*Task description*. Write out the entries exactly. None of the pictures should appear in the copy.

:::::

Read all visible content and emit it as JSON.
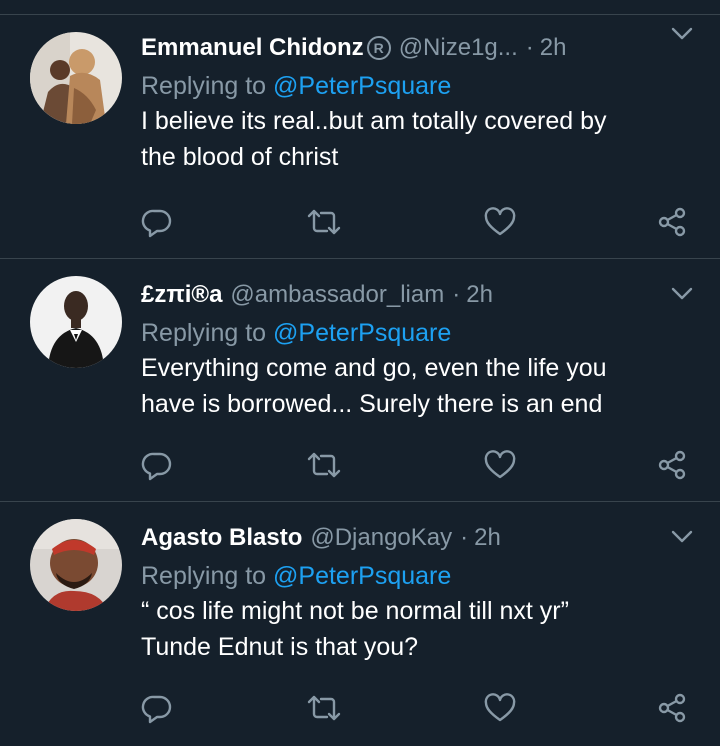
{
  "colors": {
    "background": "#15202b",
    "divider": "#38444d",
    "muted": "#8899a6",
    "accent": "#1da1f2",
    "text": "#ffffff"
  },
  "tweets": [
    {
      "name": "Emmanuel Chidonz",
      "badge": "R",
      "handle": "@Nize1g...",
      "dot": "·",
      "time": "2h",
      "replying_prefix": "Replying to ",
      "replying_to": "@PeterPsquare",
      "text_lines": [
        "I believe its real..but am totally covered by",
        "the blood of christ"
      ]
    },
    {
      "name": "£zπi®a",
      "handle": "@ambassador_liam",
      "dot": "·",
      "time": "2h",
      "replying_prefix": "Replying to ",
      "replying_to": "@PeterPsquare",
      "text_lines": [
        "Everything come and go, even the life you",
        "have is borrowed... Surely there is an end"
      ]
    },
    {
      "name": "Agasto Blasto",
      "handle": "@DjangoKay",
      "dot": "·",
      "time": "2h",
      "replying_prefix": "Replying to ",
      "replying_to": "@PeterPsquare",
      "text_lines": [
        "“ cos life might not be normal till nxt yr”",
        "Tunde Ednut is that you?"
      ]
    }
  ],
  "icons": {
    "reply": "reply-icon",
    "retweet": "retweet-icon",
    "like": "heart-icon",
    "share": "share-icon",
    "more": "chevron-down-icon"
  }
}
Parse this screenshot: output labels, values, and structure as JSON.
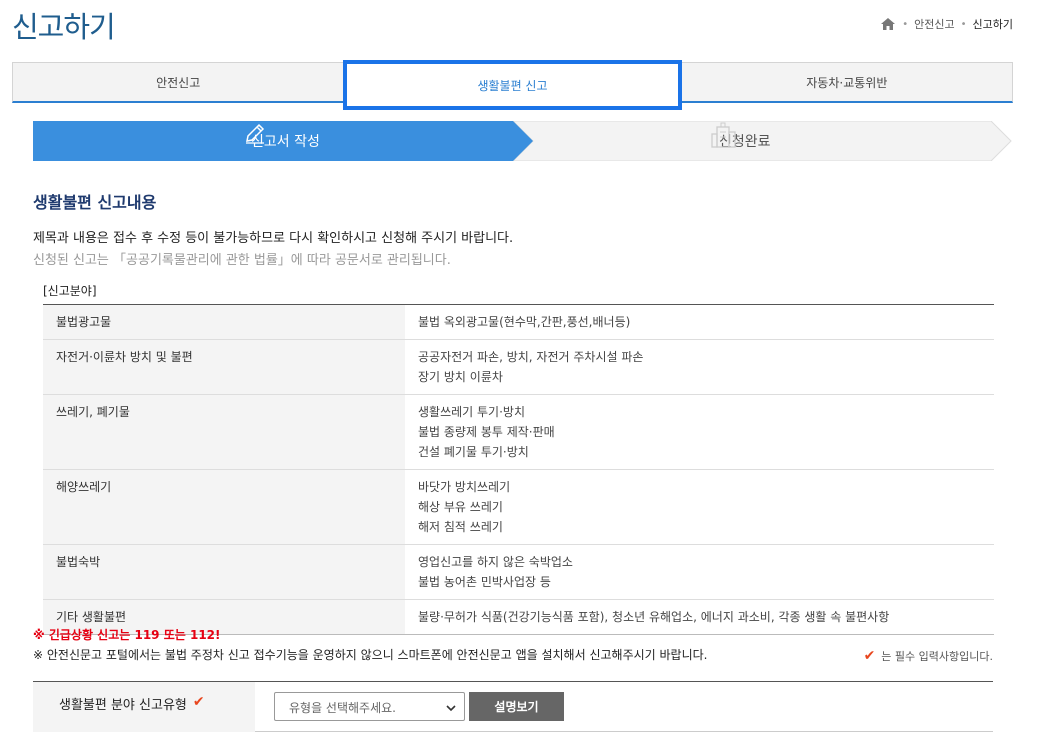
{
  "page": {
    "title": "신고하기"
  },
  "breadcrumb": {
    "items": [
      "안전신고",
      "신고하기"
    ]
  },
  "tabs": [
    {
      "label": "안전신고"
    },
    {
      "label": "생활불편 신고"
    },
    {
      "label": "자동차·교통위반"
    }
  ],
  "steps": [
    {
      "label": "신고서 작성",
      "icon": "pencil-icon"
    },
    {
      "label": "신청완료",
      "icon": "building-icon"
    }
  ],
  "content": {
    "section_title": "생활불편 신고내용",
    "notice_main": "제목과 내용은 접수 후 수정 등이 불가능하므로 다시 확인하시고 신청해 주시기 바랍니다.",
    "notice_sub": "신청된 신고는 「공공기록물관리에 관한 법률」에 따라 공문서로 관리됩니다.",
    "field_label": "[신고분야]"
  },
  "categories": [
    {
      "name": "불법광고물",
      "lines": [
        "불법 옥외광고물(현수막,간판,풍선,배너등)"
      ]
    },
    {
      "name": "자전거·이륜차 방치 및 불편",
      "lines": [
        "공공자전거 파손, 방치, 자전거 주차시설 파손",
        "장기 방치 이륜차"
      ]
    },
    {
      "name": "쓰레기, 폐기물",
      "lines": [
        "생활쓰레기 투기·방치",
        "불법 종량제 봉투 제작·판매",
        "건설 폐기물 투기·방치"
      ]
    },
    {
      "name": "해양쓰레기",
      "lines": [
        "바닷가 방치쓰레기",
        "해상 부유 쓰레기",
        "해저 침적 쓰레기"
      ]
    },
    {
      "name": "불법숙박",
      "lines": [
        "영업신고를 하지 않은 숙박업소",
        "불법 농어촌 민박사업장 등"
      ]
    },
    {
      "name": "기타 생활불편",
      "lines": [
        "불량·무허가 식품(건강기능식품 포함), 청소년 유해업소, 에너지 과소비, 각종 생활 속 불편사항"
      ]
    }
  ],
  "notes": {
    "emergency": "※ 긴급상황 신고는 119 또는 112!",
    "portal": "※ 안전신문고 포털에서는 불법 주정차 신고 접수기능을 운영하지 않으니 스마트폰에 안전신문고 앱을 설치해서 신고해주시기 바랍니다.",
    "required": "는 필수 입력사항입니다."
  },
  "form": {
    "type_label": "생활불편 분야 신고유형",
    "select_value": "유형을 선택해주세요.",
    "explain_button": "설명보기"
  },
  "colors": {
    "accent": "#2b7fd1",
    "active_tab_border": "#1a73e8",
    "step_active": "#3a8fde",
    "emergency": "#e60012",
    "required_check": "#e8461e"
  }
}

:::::

*Exercise response*.
Read all visible content and emit it as JSON.
{
  "colors": {
    "background": "#15202b",
    "divider": "#38444d",
    "muted": "#8899a6",
    "accent": "#1da1f2",
    "text": "#ffffff"
  },
  "tweets": [
    {
      "name": "Emmanuel Chidonz",
      "badge": "R",
      "handle": "@Nize1g...",
      "dot": "·",
      "time": "2h",
      "replying_prefix": "Replying to ",
      "replying_to": "@PeterPsquare",
      "text_lines": [
        "I believe its real..but am totally covered by",
        "the blood of christ"
      ]
    },
    {
      "name": "£zπi®a",
      "handle": "@ambassador_liam",
      "dot": "·",
      "time": "2h",
      "replying_prefix": "Replying to ",
      "replying_to": "@PeterPsquare",
      "text_lines": [
        "Everything come and go, even the life you",
        "have is borrowed... Surely there is an end"
      ]
    },
    {
      "name": "Agasto Blasto",
      "handle": "@DjangoKay",
      "dot": "·",
      "time": "2h",
      "replying_prefix": "Replying to ",
      "replying_to": "@PeterPsquare",
      "text_lines": [
        "“ cos life might not be normal till nxt yr”",
        "Tunde Ednut is that you?"
      ]
    }
  ],
  "icons": {
    "reply": "reply-icon",
    "retweet": "retweet-icon",
    "like": "heart-icon",
    "share": "share-icon",
    "more": "chevron-down-icon"
  }
}
Parse this screenshot: output labels, values, and structure as JSON.
{
  "page": {
    "title": "신고하기"
  },
  "breadcrumb": {
    "items": [
      "안전신고",
      "신고하기"
    ]
  },
  "tabs": [
    {
      "label": "안전신고"
    },
    {
      "label": "생활불편 신고"
    },
    {
      "label": "자동차·교통위반"
    }
  ],
  "steps": [
    {
      "label": "신고서 작성",
      "icon": "pencil-icon"
    },
    {
      "label": "신청완료",
      "icon": "building-icon"
    }
  ],
  "content": {
    "section_title": "생활불편 신고내용",
    "notice_main": "제목과 내용은 접수 후 수정 등이 불가능하므로 다시 확인하시고 신청해 주시기 바랍니다.",
    "notice_sub": "신청된 신고는 「공공기록물관리에 관한 법률」에 따라 공문서로 관리됩니다.",
    "field_label": "[신고분야]"
  },
  "categories": [
    {
      "name": "불법광고물",
      "lines": [
        "불법 옥외광고물(현수막,간판,풍선,배너등)"
      ]
    },
    {
      "name": "자전거·이륜차 방치 및 불편",
      "lines": [
        "공공자전거 파손, 방치, 자전거 주차시설 파손",
        "장기 방치 이륜차"
      ]
    },
    {
      "name": "쓰레기, 폐기물",
      "lines": [
        "생활쓰레기 투기·방치",
        "불법 종량제 봉투 제작·판매",
        "건설 폐기물 투기·방치"
      ]
    },
    {
      "name": "해양쓰레기",
      "lines": [
        "바닷가 방치쓰레기",
        "해상 부유 쓰레기",
        "해저 침적 쓰레기"
      ]
    },
    {
      "name": "불법숙박",
      "lines": [
        "영업신고를 하지 않은 숙박업소",
        "불법 농어촌 민박사업장 등"
      ]
    },
    {
      "name": "기타 생활불편",
      "lines": [
        "불량·무허가 식품(건강기능식품 포함), 청소년 유해업소, 에너지 과소비, 각종 생활 속 불편사항"
      ]
    }
  ],
  "notes": {
    "emergency": "※ 긴급상황 신고는 119 또는 112!",
    "portal": "※ 안전신문고 포털에서는 불법 주정차 신고 접수기능을 운영하지 않으니 스마트폰에 안전신문고 앱을 설치해서 신고해주시기 바랍니다.",
    "required": "는 필수 입력사항입니다."
  },
  "form": {
    "type_label": "생활불편 분야 신고유형",
    "select_value": "유형을 선택해주세요.",
    "explain_button": "설명보기"
  },
  "colors": {
    "accent": "#2b7fd1",
    "active_tab_border": "#1a73e8",
    "step_active": "#3a8fde",
    "emergency": "#e60012",
    "required_check": "#e8461e"
  }
}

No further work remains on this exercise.